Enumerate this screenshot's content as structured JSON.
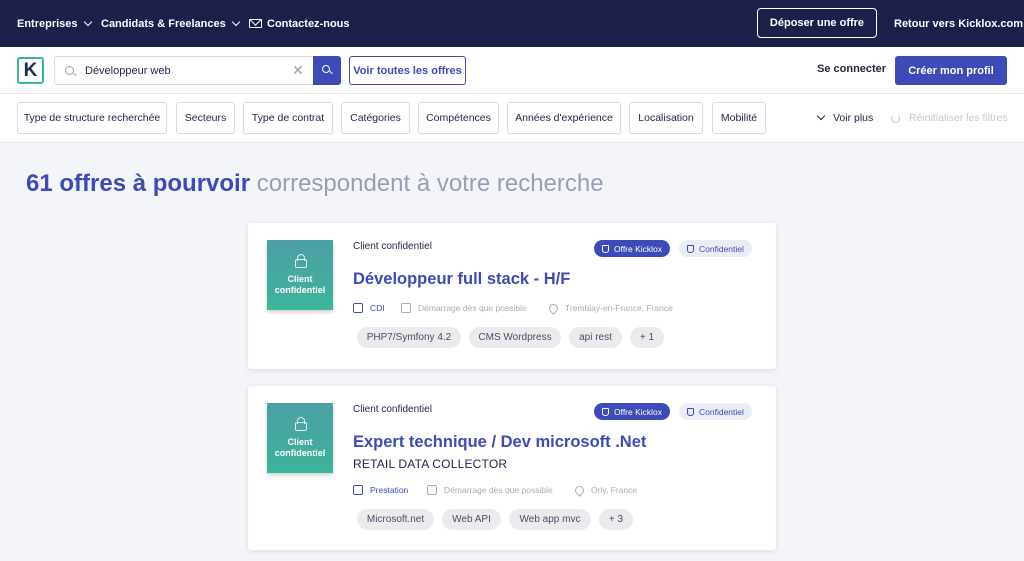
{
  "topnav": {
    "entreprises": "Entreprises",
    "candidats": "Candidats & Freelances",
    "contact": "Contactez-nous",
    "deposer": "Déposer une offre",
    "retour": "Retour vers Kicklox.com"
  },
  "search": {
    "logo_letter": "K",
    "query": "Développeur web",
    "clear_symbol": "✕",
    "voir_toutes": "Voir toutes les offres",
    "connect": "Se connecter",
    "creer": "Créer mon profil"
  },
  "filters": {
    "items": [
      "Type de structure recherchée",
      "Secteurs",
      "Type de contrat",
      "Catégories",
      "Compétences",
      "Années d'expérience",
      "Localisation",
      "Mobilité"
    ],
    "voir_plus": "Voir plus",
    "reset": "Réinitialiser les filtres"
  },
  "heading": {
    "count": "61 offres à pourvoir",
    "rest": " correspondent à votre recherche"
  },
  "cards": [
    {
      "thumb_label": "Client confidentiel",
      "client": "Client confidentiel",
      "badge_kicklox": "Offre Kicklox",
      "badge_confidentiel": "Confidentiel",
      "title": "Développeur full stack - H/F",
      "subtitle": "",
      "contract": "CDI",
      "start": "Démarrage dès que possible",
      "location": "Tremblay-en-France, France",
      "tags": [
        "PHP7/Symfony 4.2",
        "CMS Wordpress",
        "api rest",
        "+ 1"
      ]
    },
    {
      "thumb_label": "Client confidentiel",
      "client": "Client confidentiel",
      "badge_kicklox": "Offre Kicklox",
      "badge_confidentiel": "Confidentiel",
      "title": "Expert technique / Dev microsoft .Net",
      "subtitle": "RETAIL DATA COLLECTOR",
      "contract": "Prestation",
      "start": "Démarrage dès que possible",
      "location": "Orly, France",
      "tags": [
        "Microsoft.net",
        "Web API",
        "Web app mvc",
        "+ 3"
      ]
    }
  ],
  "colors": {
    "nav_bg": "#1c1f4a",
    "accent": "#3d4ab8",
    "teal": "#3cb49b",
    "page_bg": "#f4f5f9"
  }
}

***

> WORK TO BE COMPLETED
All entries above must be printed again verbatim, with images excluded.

> TASK RESULT
Enumerate this screenshot's content as structured JSON.
{
  "topnav": {
    "entreprises": "Entreprises",
    "candidats": "Candidats & Freelances",
    "contact": "Contactez-nous",
    "deposer": "Déposer une offre",
    "retour": "Retour vers Kicklox.com"
  },
  "search": {
    "logo_letter": "K",
    "query": "Développeur web",
    "clear_symbol": "✕",
    "voir_toutes": "Voir toutes les offres",
    "connect": "Se connecter",
    "creer": "Créer mon profil"
  },
  "filters": {
    "items": [
      "Type de structure recherchée",
      "Secteurs",
      "Type de contrat",
      "Catégories",
      "Compétences",
      "Années d'expérience",
      "Localisation",
      "Mobilité"
    ],
    "voir_plus": "Voir plus",
    "reset": "Réinitialiser les filtres"
  },
  "heading": {
    "count": "61 offres à pourvoir",
    "rest": " correspondent à votre recherche"
  },
  "cards": [
    {
      "thumb_label": "Client confidentiel",
      "client": "Client confidentiel",
      "badge_kicklox": "Offre Kicklox",
      "badge_confidentiel": "Confidentiel",
      "title": "Développeur full stack - H/F",
      "subtitle": "",
      "contract": "CDI",
      "start": "Démarrage dès que possible",
      "location": "Tremblay-en-France, France",
      "tags": [
        "PHP7/Symfony 4.2",
        "CMS Wordpress",
        "api rest",
        "+ 1"
      ]
    },
    {
      "thumb_label": "Client confidentiel",
      "client": "Client confidentiel",
      "badge_kicklox": "Offre Kicklox",
      "badge_confidentiel": "Confidentiel",
      "title": "Expert technique / Dev microsoft .Net",
      "subtitle": "RETAIL DATA COLLECTOR",
      "contract": "Prestation",
      "start": "Démarrage dès que possible",
      "location": "Orly, France",
      "tags": [
        "Microsoft.net",
        "Web API",
        "Web app mvc",
        "+ 3"
      ]
    }
  ],
  "colors": {
    "nav_bg": "#1c1f4a",
    "accent": "#3d4ab8",
    "teal": "#3cb49b",
    "page_bg": "#f4f5f9"
  }
}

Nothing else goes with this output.